App and web page records
== Segment start ==

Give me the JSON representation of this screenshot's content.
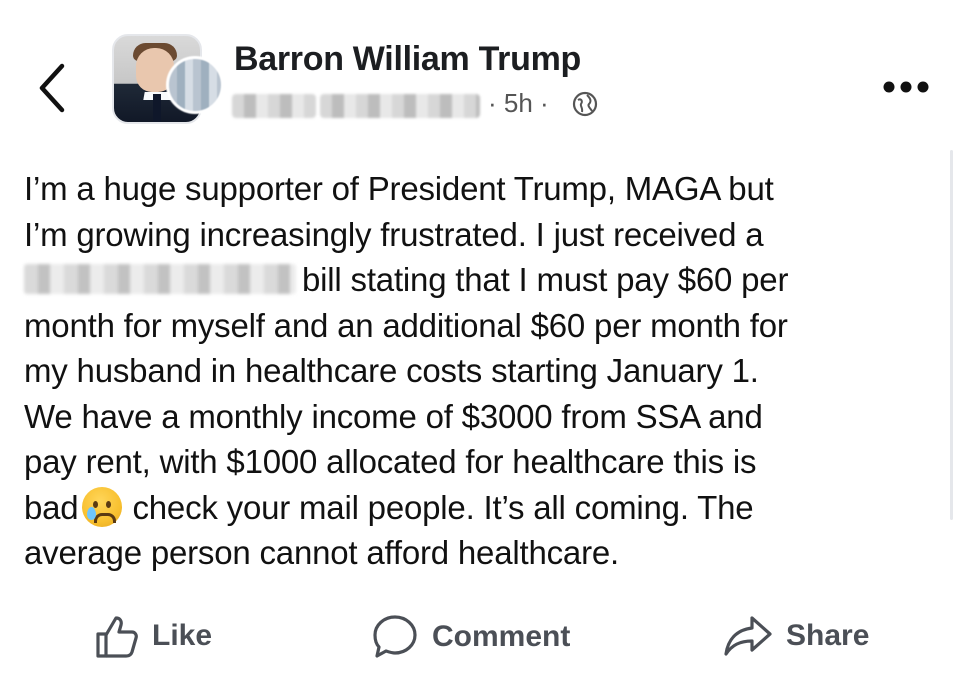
{
  "header": {
    "back_icon": "chevron-left-icon",
    "author_name": "Barron William Trump",
    "time": "· 5h ·",
    "privacy_icon": "globe-icon",
    "more_icon": "more-horizontal-icon"
  },
  "post": {
    "line1": "I’m a huge supporter of President Trump, MAGA but",
    "line2": "I’m growing increasingly frustrated. I just received a",
    "line3": "bill stating that I must pay $60 per",
    "line4": "month for myself and an additional $60 per month for",
    "line5": "my husband in healthcare costs starting January 1.",
    "line6": "We have a monthly income of $3000 from SSA and",
    "line7": "pay rent, with $1000 allocated for healthcare this is",
    "line8a": "bad",
    "line8b": "check your mail people. It’s all coming. The",
    "line9": "average person cannot afford healthcare.",
    "emoji": "crying-face-icon"
  },
  "actions": {
    "like": "Like",
    "comment": "Comment",
    "share": "Share"
  },
  "colors": {
    "text": "#1c1e21",
    "meta": "#555555",
    "action": "#4b4f56"
  }
}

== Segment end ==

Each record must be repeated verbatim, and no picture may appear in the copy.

Give me the JSON representation of this screenshot's content.
{
  "header": {
    "back_icon": "chevron-left-icon",
    "author_name": "Barron William Trump",
    "time": "· 5h ·",
    "privacy_icon": "globe-icon",
    "more_icon": "more-horizontal-icon"
  },
  "post": {
    "line1": "I’m a huge supporter of President Trump, MAGA but",
    "line2": "I’m growing increasingly frustrated. I just received a",
    "line3": "bill stating that I must pay $60 per",
    "line4": "month for myself and an additional $60 per month for",
    "line5": "my husband in healthcare costs starting January 1.",
    "line6": "We have a monthly income of $3000 from SSA and",
    "line7": "pay rent, with $1000 allocated for healthcare this is",
    "line8a": "bad",
    "line8b": "check your mail people. It’s all coming. The",
    "line9": "average person cannot afford healthcare.",
    "emoji": "crying-face-icon"
  },
  "actions": {
    "like": "Like",
    "comment": "Comment",
    "share": "Share"
  },
  "colors": {
    "text": "#1c1e21",
    "meta": "#555555",
    "action": "#4b4f56"
  }
}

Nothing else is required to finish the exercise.